Care and grooming will require weekly brushing; cleaning of ears, eyes and teeth; clipping of claws; an occasional bath with a good shampoo when needed; a well-balanced diet high in vitamins, minerals and protein; fresh water daily; adequate space for exercise in a clean, indoor environment; and most important, lots of love.
Producing sound, healthy kittens is the breeder's responsibility. But as the cat is a being of nature, certain factors may arise that are out of the breeder's control such as ears lifting or unfolding in warmer temperatures, during pregnancy or a heat cycle, or stiffness in the tail developing later on.
There is still a lot to learn about this breed, and to assure a future for the Scottish Fold, it is important that the breeder keep informed of any problems arising from kittens sold, eliminate problem cats from the breeding program, maintain sound breeding/cattery standards, and breed only straight to fold ear cats.
Before purchasing a Scottish Fold, contact several breeders to obtain as much information as possible. Ask for references and if they provide a sales agreement that includes genetic health and other guarantees. If possible, visit the breeder to view their cats, conditions and to discuss options; if not, find out if shipping is available to your local area. Know what and whom you are dealing with before signing any agreements, giving a deposit or full payment.
Once you have finally chosen and received that "right" Scottish Fold, properly introduce it gently into its new surroundings. Arrange for an immediate veterinarian's examination for your satisfaction. Never let your cat roam unattended outdoors and make sure it is altered at the appropriate age if not used in a responsible registered breeding program.

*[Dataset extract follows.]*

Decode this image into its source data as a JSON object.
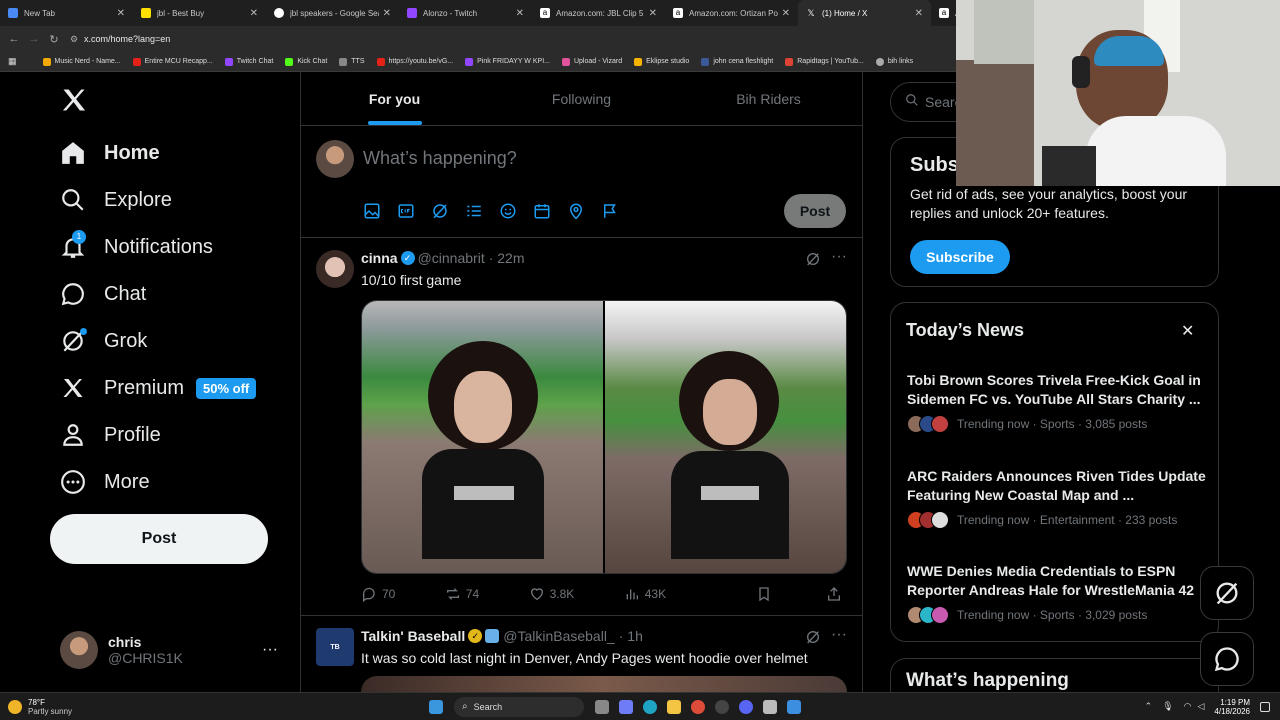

How Scottish Folds Communicate
The Scottish Fold is, for the most part, not a talkative cat. Except when the females are in heat, Folds save their voices for certain occasions; like when they have been locked in a closet by accident, if you pull their fur too hard while grooming, or letting you know it's time to eat. Folds are known, for no other reason than the sheer joy of life, to jump into your lap with a cheerful greeting. Folds seldom talk just to admire the sound of their own voices; they usually have a definite reason for saying something, and it is up to the discerning owner to decipher each individual cat's message. There are books on the market on how cats communicate, and what the different sounds might mean. However, you know your cat, and probably know exactly what they are saying, and thinking too. The most strange, yet endearing, verbal communication is the silent meow, not exclusive to the Fold, but still very common among them. They will open their mouth and mime the word meow, yet no sound emerges. Usually these "sounds" are a message of greeting, endearment, perhaps a complaint, or even simply "baying at the moon."
The Scottish Fold Personality
The Scottish Fold is a blend of other breeds: the British and American shorthairs. Both of these breeds are placid and calm, and usually agreeable to extended handling. Thus, the Fold has evolved as a sweet-tempered cat; devoted but not demanding; bouncy on occasion, but never too boisterous, more likely to charm than to challenge; displaying a British sense of decorum along with an American sense of self-confidence.